- I can’t prove this, but I suspect that recovery time is less for Volume workouts than going Heavy. So I could likely do 3 Volume workouts a week or 2 Heavy. If I was still 24, those numbers might be the same. And I’m guessing that I’ll benefit a bit more from the 3 Volume path. For now.
Whenever these sort of topics come up and the articles are discussing sets and reps, I’m always feeling like I don’t belong in the conversation. Or any of us that do slower lifts.

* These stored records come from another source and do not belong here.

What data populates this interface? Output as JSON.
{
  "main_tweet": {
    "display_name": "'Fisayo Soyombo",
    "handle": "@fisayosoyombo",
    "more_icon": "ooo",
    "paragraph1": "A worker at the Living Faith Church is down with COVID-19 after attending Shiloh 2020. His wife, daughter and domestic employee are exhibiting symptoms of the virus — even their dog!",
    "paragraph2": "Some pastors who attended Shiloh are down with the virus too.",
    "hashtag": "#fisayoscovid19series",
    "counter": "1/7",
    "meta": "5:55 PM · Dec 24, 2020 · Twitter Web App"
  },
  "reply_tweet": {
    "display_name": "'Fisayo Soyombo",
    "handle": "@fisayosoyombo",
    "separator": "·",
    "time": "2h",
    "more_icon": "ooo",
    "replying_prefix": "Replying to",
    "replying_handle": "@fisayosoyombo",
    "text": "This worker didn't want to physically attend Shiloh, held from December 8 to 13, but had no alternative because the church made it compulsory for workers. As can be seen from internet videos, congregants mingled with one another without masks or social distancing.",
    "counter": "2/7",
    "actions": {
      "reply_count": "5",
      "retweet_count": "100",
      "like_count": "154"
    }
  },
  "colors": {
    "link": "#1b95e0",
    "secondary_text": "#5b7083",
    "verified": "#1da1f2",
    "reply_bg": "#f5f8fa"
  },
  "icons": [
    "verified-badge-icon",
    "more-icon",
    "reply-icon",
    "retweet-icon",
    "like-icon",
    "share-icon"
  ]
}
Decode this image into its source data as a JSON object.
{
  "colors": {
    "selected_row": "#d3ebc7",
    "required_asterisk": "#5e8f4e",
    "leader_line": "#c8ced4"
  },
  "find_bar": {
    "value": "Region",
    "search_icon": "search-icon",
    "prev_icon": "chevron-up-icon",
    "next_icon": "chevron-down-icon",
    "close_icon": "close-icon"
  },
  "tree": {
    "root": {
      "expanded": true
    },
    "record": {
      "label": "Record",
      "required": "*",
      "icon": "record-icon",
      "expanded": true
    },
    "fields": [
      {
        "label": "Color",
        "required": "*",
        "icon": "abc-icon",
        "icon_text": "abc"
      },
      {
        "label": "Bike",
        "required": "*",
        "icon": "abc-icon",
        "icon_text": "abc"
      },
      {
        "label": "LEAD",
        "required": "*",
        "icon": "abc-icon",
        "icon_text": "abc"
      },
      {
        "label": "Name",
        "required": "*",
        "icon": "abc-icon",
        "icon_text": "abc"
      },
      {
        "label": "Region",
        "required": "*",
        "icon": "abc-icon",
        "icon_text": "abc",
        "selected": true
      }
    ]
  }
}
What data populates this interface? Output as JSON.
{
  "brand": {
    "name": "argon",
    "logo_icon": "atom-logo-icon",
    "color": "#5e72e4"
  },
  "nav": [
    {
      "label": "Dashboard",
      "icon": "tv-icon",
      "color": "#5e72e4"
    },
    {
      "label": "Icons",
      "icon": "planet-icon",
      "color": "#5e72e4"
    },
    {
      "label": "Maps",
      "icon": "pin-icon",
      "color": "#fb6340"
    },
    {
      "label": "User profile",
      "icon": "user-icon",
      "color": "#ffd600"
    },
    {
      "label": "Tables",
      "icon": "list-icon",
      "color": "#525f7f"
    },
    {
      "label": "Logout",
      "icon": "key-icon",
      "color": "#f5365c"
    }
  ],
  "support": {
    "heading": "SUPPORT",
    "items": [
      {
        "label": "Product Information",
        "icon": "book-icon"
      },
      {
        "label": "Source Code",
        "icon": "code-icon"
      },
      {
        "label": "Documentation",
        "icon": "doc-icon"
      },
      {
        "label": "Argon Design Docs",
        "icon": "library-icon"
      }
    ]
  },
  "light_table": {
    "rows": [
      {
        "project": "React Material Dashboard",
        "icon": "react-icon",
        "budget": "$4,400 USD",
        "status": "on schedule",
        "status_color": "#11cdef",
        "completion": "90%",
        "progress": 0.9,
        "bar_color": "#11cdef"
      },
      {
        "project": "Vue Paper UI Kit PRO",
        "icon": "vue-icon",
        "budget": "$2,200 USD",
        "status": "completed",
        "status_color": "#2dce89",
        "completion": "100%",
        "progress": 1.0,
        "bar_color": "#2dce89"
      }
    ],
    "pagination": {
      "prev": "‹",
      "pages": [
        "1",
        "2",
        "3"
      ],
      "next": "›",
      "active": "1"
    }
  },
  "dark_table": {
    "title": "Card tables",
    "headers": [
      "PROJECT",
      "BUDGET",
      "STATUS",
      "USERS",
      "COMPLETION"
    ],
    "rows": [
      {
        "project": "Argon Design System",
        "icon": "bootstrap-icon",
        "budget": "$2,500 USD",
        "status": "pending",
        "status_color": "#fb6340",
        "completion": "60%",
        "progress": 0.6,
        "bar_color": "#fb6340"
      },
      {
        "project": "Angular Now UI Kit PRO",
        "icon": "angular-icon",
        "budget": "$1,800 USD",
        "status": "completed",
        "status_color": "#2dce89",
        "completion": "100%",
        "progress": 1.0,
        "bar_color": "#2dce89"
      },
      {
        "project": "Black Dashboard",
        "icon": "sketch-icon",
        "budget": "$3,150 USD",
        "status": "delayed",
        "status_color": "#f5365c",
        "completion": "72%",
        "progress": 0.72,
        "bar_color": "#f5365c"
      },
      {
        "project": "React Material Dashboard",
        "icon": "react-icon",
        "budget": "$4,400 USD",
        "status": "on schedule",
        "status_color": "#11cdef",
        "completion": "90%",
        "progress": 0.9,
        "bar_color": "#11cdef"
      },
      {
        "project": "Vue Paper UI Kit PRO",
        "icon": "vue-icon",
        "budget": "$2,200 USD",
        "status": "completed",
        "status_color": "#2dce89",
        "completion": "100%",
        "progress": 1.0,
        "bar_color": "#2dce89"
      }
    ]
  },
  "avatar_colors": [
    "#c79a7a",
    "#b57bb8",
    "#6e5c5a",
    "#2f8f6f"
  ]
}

A HIT rep is nothing like the reps that are used in these debates. We use lower weights, slower movements, and we don’t pause at the endpoints either. We purposely make our reps inefficient from a work standpoint to make them more efficient at keeping the load on the muscle. We try to keep under tension throughout the set.
How do you measure that in terms or “high weight” or even volume? Also, there are numerous HIT rep speeds. Some are 3 seconds in each direction. 10 seconds is common. Or even 30-second reps. To my knowledge, there isn’t a “currency converter” type of calculation to help us speak the same language.
This is why I try and develop my own intuition. All the talk of sets and reps doesn’t make sense in my world of slower lifting.
Going to Failure
Carl of Super Human Radio said something about training to failure that I found interesting. He recently turned 60 and said that when he trains to failure his muscles might recovery a day or so before his neural system does.
Until that moment, I hadn’t thought of the body having two different recovery pathways. I suspected age would be a factor, but I wasn’t clear how it would be. So, I am going to piggyback on Carl’s wisdom here. Carl likes volume and not training to failure at this stage in his life. Sounds good to me. It is worth a try.
Also, I’m not giving up training to failure completely. I think the best path here is to time the failure workouts before you know you’ll be taking a break. Maybe just before a trip or a busy holiday schedule.